Putnam will discuss “Our Kids,” the growing opportunity gap between rich and poor in America and what can be done to combat this issue at an event coordinated by the Nancy R. Chandler Visiting Scholar Program of the Central Oregon Community College Foundation on Monday.
Putnam says he feels much more personally involved in this book than any of his previous work. This is because his inspiration for the book was the decline he observed in family stability and economic and educational opportunities in the town of Port Clinton, Ohio, where he was raised in the 1950s and ‘60s. Very few children there today have the chance that Putnam did — to rise from a working class or lower middle-class household and achieve success and prosperity.
In addition to the stories of the families of Putnam’s high school friends from Port Clinton, the author includes contrasting stories of rich and poor children from Atlanta, Orange County, California; Philadelphia and Bend to dramatically illustrate the issues his research has uncovered.
“I don’t want people to think we’re picking on Bend — I really, really like Bend,” Putnam said. “People in my own hometown of Port Clinton thought I was picking on them in the book and were a little miffed. The kids from Bend profiled in the book just happen to really illustrate the gap in experiences between rich kids and poor kids that’s playing out all over America.”
In chapter two of “Our Kids,” Putnam traces the lives of “Andrew” and “Kayla” (their real names are not used to protect their identities), who have very different experiences growing up in Bend. Andrew benefits from an affluent upbringing with a stable and supportive family. He graduates from Summit High School, goes on to college and hopes to return to Bend after graduation and become a firefighter rather than work for his father’s company.
Kayla lives at or below the poverty line throughout her life.

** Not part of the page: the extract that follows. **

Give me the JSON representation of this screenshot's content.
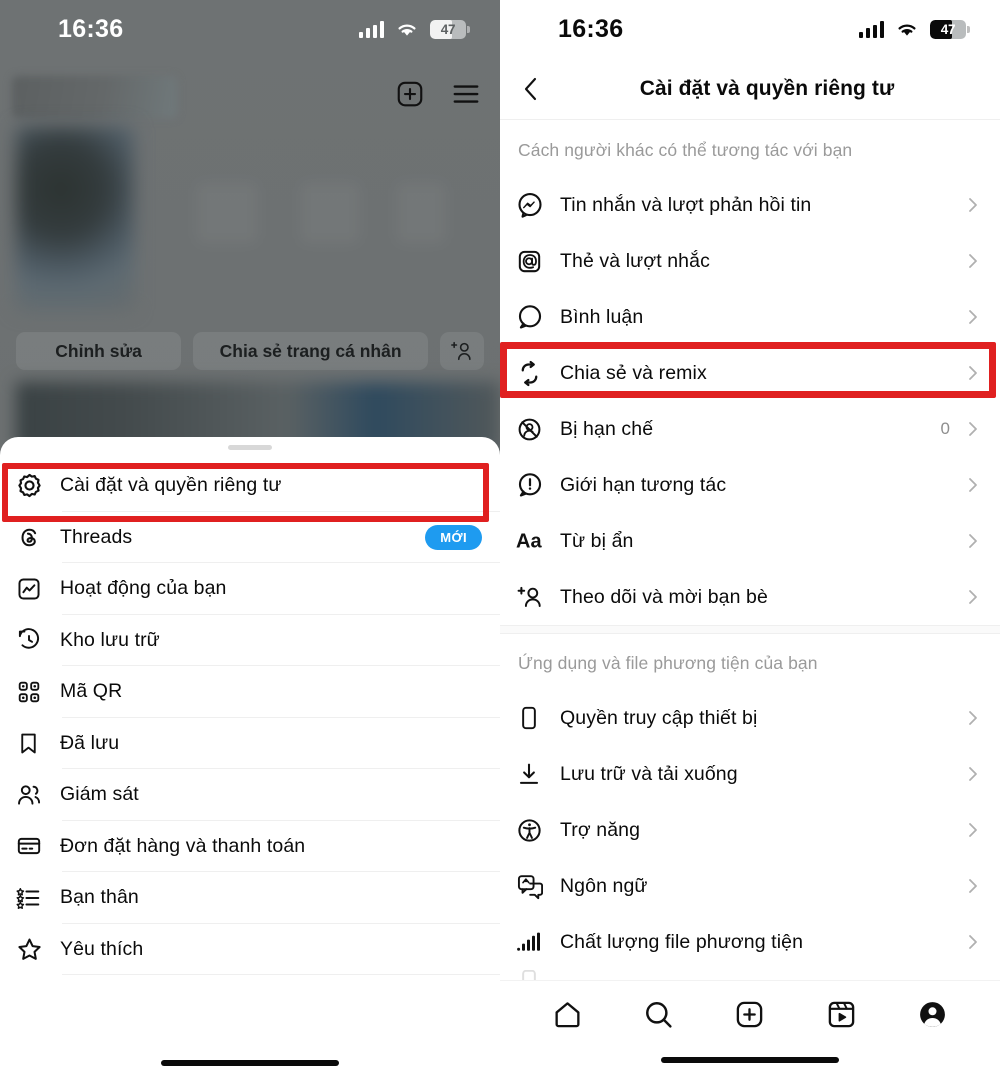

Her family could not afford to buy a cake to celebrate her 10th birthday. Her parents divorce, and her family life during her teenage years is chaotic, with her mother largely absent. This leaves Kayla with deep-seated feelings of isolation and mistrust, and no clear vision for her future. She attends Marshall High School and a Job Corps training program and struggles to attend community college or find work after high school while also caring for her ill father.
But why should Kayla and Andrew’s stories matter to others in Bend and beyond?
“This goes to the whole core of what it means to be American,” Putnam said. “In 1776, we were revolting against aristocracy. The idea that how well you do in life should depend on you and your own hard work and not on your parents is almost a sacred value in America. It’s the equality of opportunity. But there’s never been a period before in American history when people’s chances in life have been so dependent on what their parents did or didn’t do,” Putnam said.
According to Putnam’s research, not investing in low-income children and creating a large subclass that aren’t going to contribute to the economy, will cost the U.S. $1 trillion over the lifetime of this current generation and cause political and social instability.
Putnam is hopeful, though. Communities throughout the U.S. are designing and implementing programs to combat the effects of economic inequality. Putnam recently starred in the four-part Public Broadcasting Service miniseries “Our Kids: Narrowing the Opportunity Gap,” which aired in April and looks at some of these solutions. His presentation in Bend is a continuation of this effort to help spread awareness of the problem and potential solutions.
“The way America can begin to fix problems like that is by beginning at the grass roots, and I’m very optimistic about that,” Putnam said. “My role is not to tell you what’s right and wrong with Bend. It’s to help frame the problem by saying ‘here’s what’s happening nationally, and here are some contacts and resources you can reach out to if you want to try and do some of these things locally.’”